    It may certainly be best for boys to have fathers, and fathers certainly shouldn’t be separated from their children except for the most extreme circumstances, but the word “need” is by definition an absolute term and therefore I think the rhetoric of “need” can be unhelpful.

    It’s also, arguably, an inherently left-wing impulse to equate a best practice as a necessity. One perennial error of the Left is to confuse “goods” with “rights”, and that’s what I see when people overuse the word “need”.

    < devil’s advocate mode = off >

    That is an incredibly fascinating point. I will say that if boys don’t need fathers they practically require male guidance to thrive.

    Your story about your father is illustrative. Sons whose fathers have died tend to do better than even adopted children. Even when a dad dies he still helps to civilize his boys. General MacArthur was tucked in by his Mom and every night she told him to remember, “That his father was a great man.” 

    • #17
    • July 26, 2018, at 11:27 PM PDT
    • 3 likes
  18. Michael Brehm Member

    Guruforhire (View Comment):

    Feminists don’t even like feminist men.

    The problem is and will always be the gap between stated and revealed preferences.

    What you said, and also self-described male feminists are sexual predators. I’m not even going to qualify that statement.

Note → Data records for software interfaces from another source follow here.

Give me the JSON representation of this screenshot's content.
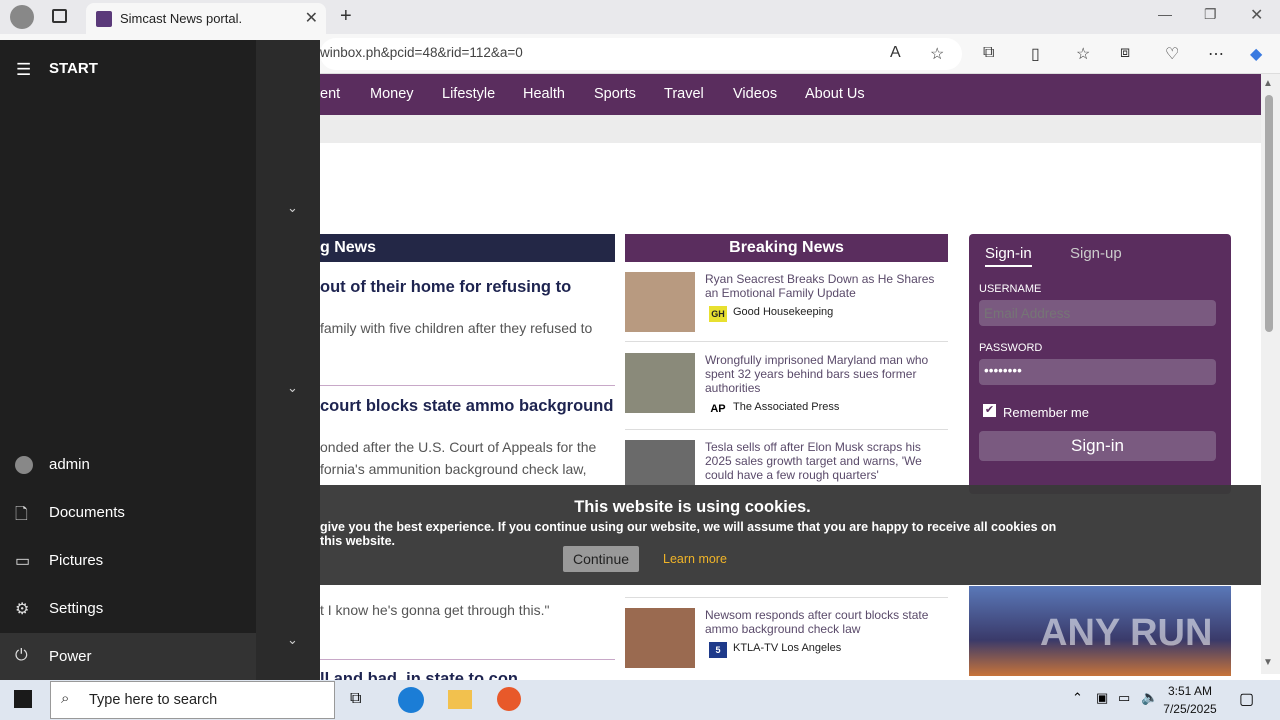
{
  "browser": {
    "tab_title": "Simcast News portal.",
    "url": "winbox.ph&pcid=48&rid=112&a=0"
  },
  "nav": [
    "ent",
    "Money",
    "Lifestyle",
    "Health",
    "Sports",
    "Travel",
    "Videos",
    "About Us"
  ],
  "left": {
    "header": "g News",
    "h1": "out of their home for refusing to",
    "p1": "family with five children after they refused to",
    "h2": "court blocks state ammo background",
    "p2a": "onded after the U.S. Court of Appeals for the",
    "p2b": "fornia's ammunition background check law,",
    "p3": "t I know he's gonna get through this.\"",
    "h3": "ll and bad, in state to con..."
  },
  "breaking": {
    "header": "Breaking News",
    "items": [
      {
        "title": "Ryan Seacrest Breaks Down as He Shares an Emotional Family Update",
        "source": "Good Housekeeping",
        "logo": "GH"
      },
      {
        "title": "Wrongfully imprisoned Maryland man who spent 32 years behind bars sues former authorities",
        "source": "The Associated Press",
        "logo": "AP"
      },
      {
        "title": "Tesla sells off after Elon Musk scraps his 2025 sales growth target and warns, 'We could have a few rough quarters'",
        "source": "",
        "logo": ""
      },
      {
        "title": "Newsom responds after court blocks state ammo background check law",
        "source": "KTLA-TV Los Angeles",
        "logo": "5"
      }
    ]
  },
  "signin": {
    "tab1": "Sign-in",
    "tab2": "Sign-up",
    "user_label": "USERNAME",
    "user_ph": "Email Address",
    "pass_label": "PASSWORD",
    "pass_val": "••••••••",
    "remember": "Remember me",
    "button": "Sign-in"
  },
  "cookie": {
    "title": "This website is using cookies.",
    "text": "give you the best experience. If you continue using our website, we will assume that you are happy to receive all cookies on this website.",
    "continue": "Continue",
    "learn": "Learn more"
  },
  "start": {
    "title": "START",
    "items": [
      "admin",
      "Documents",
      "Pictures",
      "Settings",
      "Power"
    ]
  },
  "taskbar": {
    "search_ph": "Type here to search",
    "time": "3:51 AM",
    "date": "7/25/2025"
  },
  "watermark": "ANY RUN"
}
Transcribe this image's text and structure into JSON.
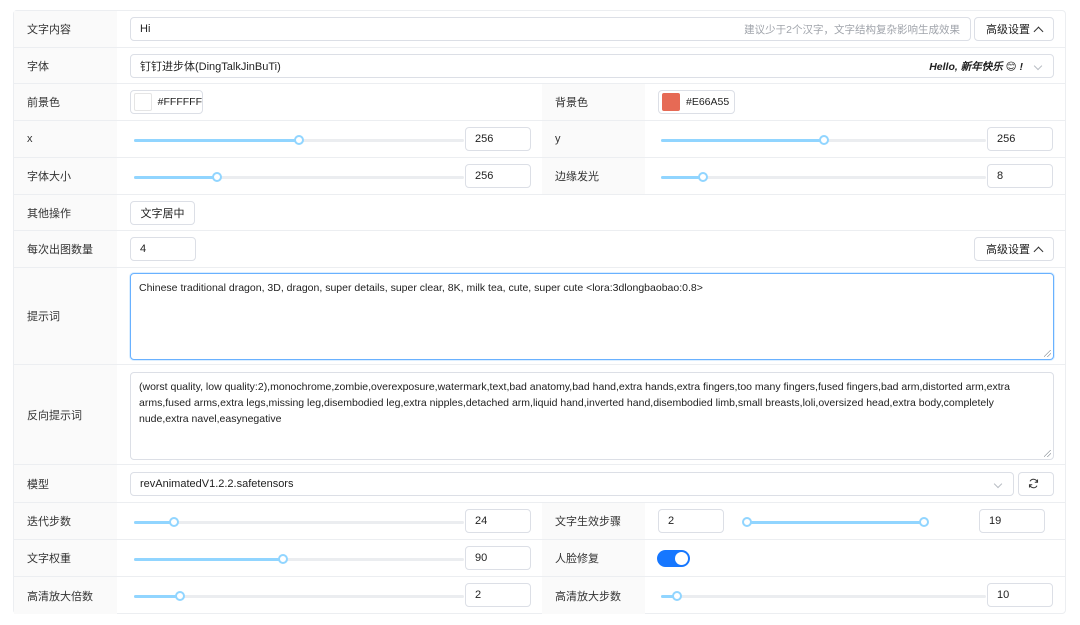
{
  "text_content": {
    "label": "文字内容",
    "value": "Hi",
    "hint": "建议少于2个汉字，文字结构复杂影响生成效果",
    "advanced_label": "高级设置"
  },
  "font": {
    "label": "字体",
    "value": "钉钉进步体(DingTalkJinBuTi)",
    "preview": "Hello, 新年快乐 😊 !"
  },
  "foreground": {
    "label": "前景色",
    "value": "#FFFFFF",
    "color": "#FFFFFF"
  },
  "background": {
    "label": "背景色",
    "value": "#E66A55",
    "color": "#E66A55"
  },
  "x": {
    "label": "x",
    "value": "256",
    "level": 0.5
  },
  "y": {
    "label": "y",
    "value": "256",
    "level": 0.5
  },
  "font_size": {
    "label": "字体大小",
    "value": "256",
    "level": 0.25
  },
  "edge_glow": {
    "label": "边缘发光",
    "value": "8",
    "level": 0.13
  },
  "other_ops": {
    "label": "其他操作",
    "center_button": "文字居中"
  },
  "batch_count": {
    "label": "每次出图数量",
    "value": "4",
    "advanced_label": "高级设置"
  },
  "prompt": {
    "label": "提示词",
    "value": "Chinese traditional dragon, 3D, dragon, super details, super clear, 8K, milk tea, cute, super cute <lora:3dlongbaobao:0.8>"
  },
  "negative_prompt": {
    "label": "反向提示词",
    "value": "(worst quality, low quality:2),monochrome,zombie,overexposure,watermark,text,bad anatomy,bad hand,extra hands,extra fingers,too many fingers,fused fingers,bad arm,distorted arm,extra arms,fused arms,extra legs,missing leg,disembodied leg,extra nipples,detached arm,liquid hand,inverted hand,disembodied limb,small breasts,loli,oversized head,extra body,completely nude,extra navel,easynegative"
  },
  "model": {
    "label": "模型",
    "value": "revAnimatedV1.2.2.safetensors"
  },
  "steps": {
    "label": "迭代步数",
    "value": "24",
    "level": 0.12
  },
  "text_steps": {
    "label": "文字生效步骤",
    "start": "2",
    "end": "19",
    "start_level": 0.0,
    "end_level": 1.0
  },
  "text_weight": {
    "label": "文字权重",
    "value": "90",
    "level": 0.45
  },
  "face_fix": {
    "label": "人脸修复",
    "enabled": true
  },
  "hires_scale": {
    "label": "高清放大倍数",
    "value": "2",
    "level": 0.14
  },
  "hires_steps": {
    "label": "高清放大步数",
    "value": "10",
    "level": 0.05
  },
  "colors": {
    "accent": "#1677ff",
    "slider": "#91d5ff",
    "border": "#dcdfe6"
  }
}
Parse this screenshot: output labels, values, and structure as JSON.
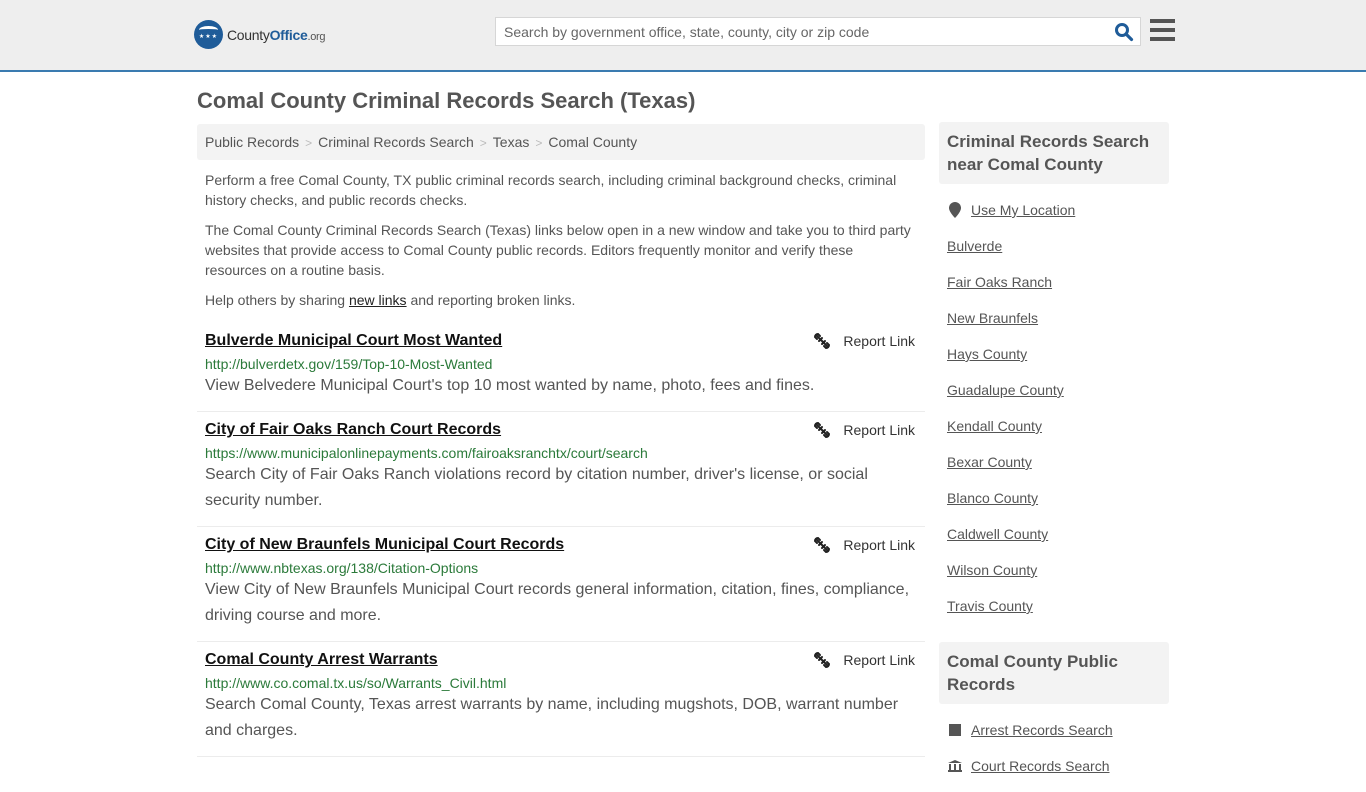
{
  "header": {
    "logo": {
      "county": "County",
      "office": "Office",
      "org": ".org",
      "stars": "★★★"
    },
    "search": {
      "placeholder": "Search by government office, state, county, city or zip code",
      "value": ""
    },
    "colors": {
      "brand": "#1f5c99",
      "accent_bar": "#3a7bb0"
    }
  },
  "page_title": "Comal County Criminal Records Search (Texas)",
  "breadcrumb": [
    {
      "label": "Public Records"
    },
    {
      "label": "Criminal Records Search"
    },
    {
      "label": "Texas"
    },
    {
      "label": "Comal County"
    }
  ],
  "breadcrumb_separator": ">",
  "intro": {
    "p1": "Perform a free Comal County, TX public criminal records search, including criminal background checks, criminal history checks, and public records checks.",
    "p2": "The Comal County Criminal Records Search (Texas) links below open in a new window and take you to third party websites that provide access to Comal County public records. Editors frequently monitor and verify these resources on a routine basis.",
    "p3_before": "Help others by sharing ",
    "p3_link": "new links",
    "p3_after": " and reporting broken links."
  },
  "results": [
    {
      "title": "Bulverde Municipal Court Most Wanted",
      "url": "http://bulverdetx.gov/159/Top-10-Most-Wanted",
      "description": "View Belvedere Municipal Court's top 10 most wanted by name, photo, fees and fines.",
      "report_label": "Report Link"
    },
    {
      "title": "City of Fair Oaks Ranch Court Records",
      "url": "https://www.municipalonlinepayments.com/fairoaksranchtx/court/search",
      "description": "Search City of Fair Oaks Ranch violations record by citation number, driver's license, or social security number.",
      "report_label": "Report Link"
    },
    {
      "title": "City of New Braunfels Municipal Court Records",
      "url": "http://www.nbtexas.org/138/Citation-Options",
      "description": "View City of New Braunfels Municipal Court records general information, citation, fines, compliance, driving course and more.",
      "report_label": "Report Link"
    },
    {
      "title": "Comal County Arrest Warrants",
      "url": "http://www.co.comal.tx.us/so/Warrants_Civil.html",
      "description": "Search Comal County, Texas arrest warrants by name, including mugshots, DOB, warrant number and charges.",
      "report_label": "Report Link"
    }
  ],
  "sidebar": {
    "nearby": {
      "heading": "Criminal Records Search near Comal County",
      "use_location": "Use My Location",
      "items": [
        "Bulverde",
        "Fair Oaks Ranch",
        "New Braunfels",
        "Hays County",
        "Guadalupe County",
        "Kendall County",
        "Bexar County",
        "Blanco County",
        "Caldwell County",
        "Wilson County",
        "Travis County"
      ]
    },
    "public_records": {
      "heading": "Comal County Public Records",
      "items": [
        {
          "label": "Arrest Records Search",
          "icon": "square-icon"
        },
        {
          "label": "Court Records Search",
          "icon": "courthouse-icon"
        }
      ]
    }
  }
}
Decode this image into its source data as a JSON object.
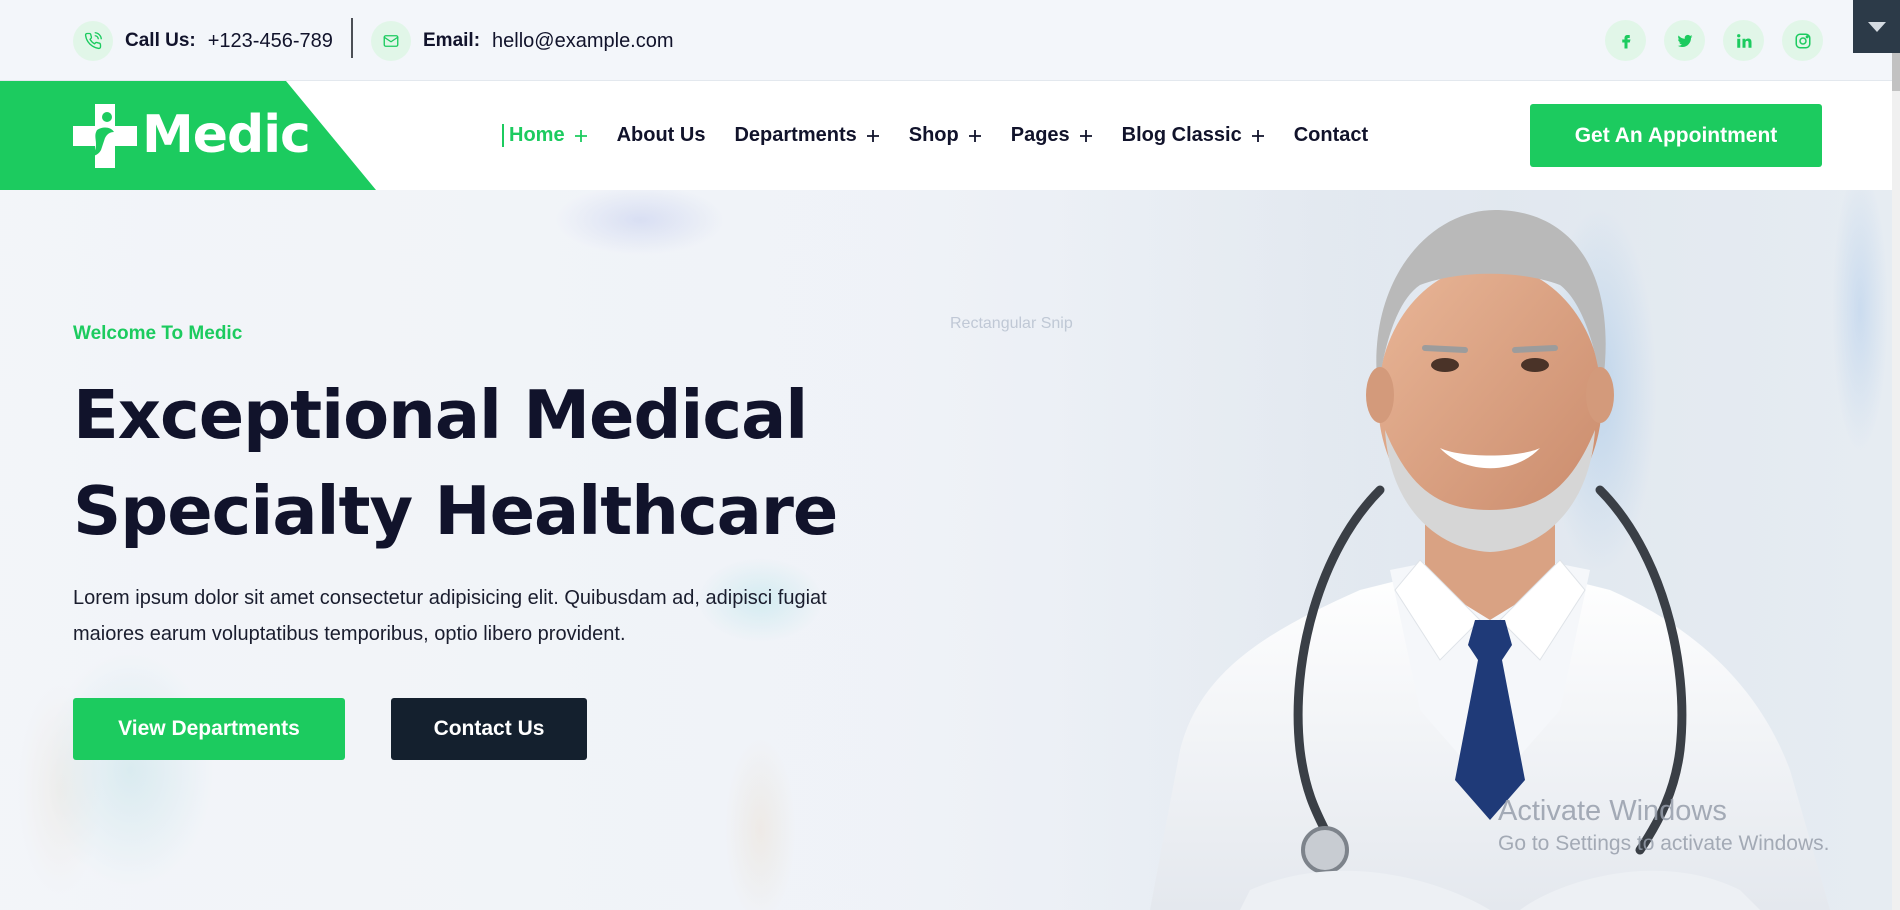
{
  "topbar": {
    "call_label": "Call Us:",
    "call_value": "+123-456-789",
    "email_label": "Email:",
    "email_value": "hello@example.com",
    "social": [
      {
        "icon": "facebook-icon"
      },
      {
        "icon": "twitter-icon"
      },
      {
        "icon": "linkedin-icon"
      },
      {
        "icon": "instagram-icon"
      }
    ]
  },
  "brand": {
    "name": "Medic",
    "accent_color": "#1ccb5f",
    "dark_color": "#14202e"
  },
  "nav": {
    "items": [
      {
        "label": "Home",
        "dropdown": true,
        "active": true
      },
      {
        "label": "About Us",
        "dropdown": false
      },
      {
        "label": "Departments",
        "dropdown": true
      },
      {
        "label": "Shop",
        "dropdown": true
      },
      {
        "label": "Pages",
        "dropdown": true
      },
      {
        "label": "Blog Classic",
        "dropdown": true
      },
      {
        "label": "Contact",
        "dropdown": false
      }
    ],
    "cta_label": "Get An Appointment"
  },
  "hero": {
    "faint_text": "Rectangular Snip",
    "subtitle": "Welcome To Medic",
    "title_line1": "Exceptional Medical",
    "title_line2": "Specialty Healthcare",
    "description": "Lorem ipsum dolor sit amet consectetur adipisicing elit. Quibusdam ad, adipisci fugiat maiores earum voluptatibus temporibus, optio libero provident.",
    "primary_button": "View Departments",
    "secondary_button": "Contact Us"
  },
  "watermark": {
    "title": "Activate Windows",
    "subtitle": "Go to Settings to activate Windows."
  }
}
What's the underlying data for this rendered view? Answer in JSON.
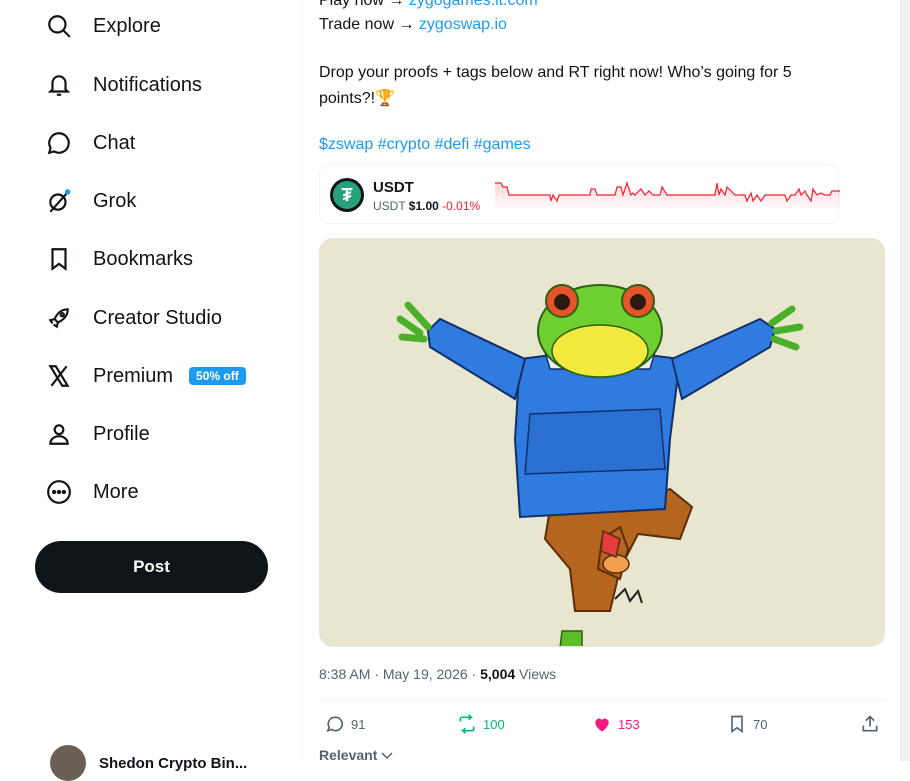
{
  "sidebar": {
    "items": [
      {
        "label": "Explore",
        "icon": "search-icon"
      },
      {
        "label": "Notifications",
        "icon": "bell-icon"
      },
      {
        "label": "Chat",
        "icon": "chat-bubble-icon"
      },
      {
        "label": "Grok",
        "icon": "grok-icon"
      },
      {
        "label": "Bookmarks",
        "icon": "bookmark-icon"
      },
      {
        "label": "Creator Studio",
        "icon": "rocket-icon"
      },
      {
        "label": "Premium",
        "icon": "x-logo-icon",
        "badge": "50% off"
      },
      {
        "label": "Profile",
        "icon": "person-icon"
      },
      {
        "label": "More",
        "icon": "more-circle-icon"
      }
    ],
    "post_label": "Post",
    "account_name": "Shedon Crypto Bin..."
  },
  "post": {
    "line_play_prefix": "Play now → ",
    "line_play_link": "zygogames.it.com",
    "line_trade_prefix": "Trade now → ",
    "line_trade_link": "zygoswap.io",
    "line_drop_1": "Drop your proofs + tags below and RT right now! Who’s going for 5",
    "line_drop_2": "points?!🏆",
    "hashtags": "$zswap #crypto #defi #games",
    "token": {
      "symbol": "USDT",
      "sub_symbol": "USDT",
      "price": "$1.00",
      "change": "-0.01%",
      "color": "#f4212e"
    },
    "meta": {
      "time": "8:38 AM",
      "sep1": " · ",
      "date": "May 19, 2026",
      "sep2": " · ",
      "views_count": "5,004",
      "views_label": " Views"
    },
    "actions": {
      "replies": "91",
      "reposts": "100",
      "likes": "153",
      "bookmarks": "70"
    },
    "sort_label": "Relevant"
  },
  "colors": {
    "accent": "#1d9bf0",
    "repost": "#00ba7c",
    "like": "#f91880",
    "negative": "#f4212e"
  }
}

    • #18
    • July 27, 2018, at 6:01 AM PDT
    • 2 likes
  19. Stad Thatcher

    Misthiocracy, Joke Pending (View Comment):
    Christina Hoff Summers

    Definitely her too. Buy her book Freedom Feminism. It’s a good read . . .

    • #19
    • July 27, 2018, at 6:14 AM PDT
    • Like
  20. Stad Thatcher

    Terry Mott (View Comment):

    Misthiocracy, Joke Pending (View Comment):

    What she describes is precisely what men’s activists like Warren Farrell and A Voice For Men have tried to do, only to be denounced by feminist establishment figures as unalloyed misogynists. That’s kinda the whole point of Cassie Jaye’s documentary, The Red Pill.

    Is Valenti saying she wants the feminist movement to back off on their suppression of men’s activists and organizations?

    Good question.

    We’ve had decades of feminists attacking and/or seeking to infiltrate any and all male-only organizations, from the Augusta golf club to the Boy Scouts.

    Augusta National was on the road to admitting blacks and women anyway, when the left started their crusade against the club. Then Chairman Hootie Johnson explicitly refused to change the club’s position when confronted by a bunch of whacko feminists, led by some woman named Martha Burke.

    His position was to avoid even the appearance of caving. Ten years later, when the first women were admitted (Condoleeza Rice and Darla Moore), Burke claimed credit for her “movement” making the club “cave”. Not so.

    The point is to stand up to the assault. Go ahead and have the debate, then decide, “We, the BSA, have decided admitting girls is not in the best interests of our organization.”

    They caved instead, and the world is worse off for it . . .

    • #20
    • July 27, 2018, at 6:22 AM PDT
    • 3 likes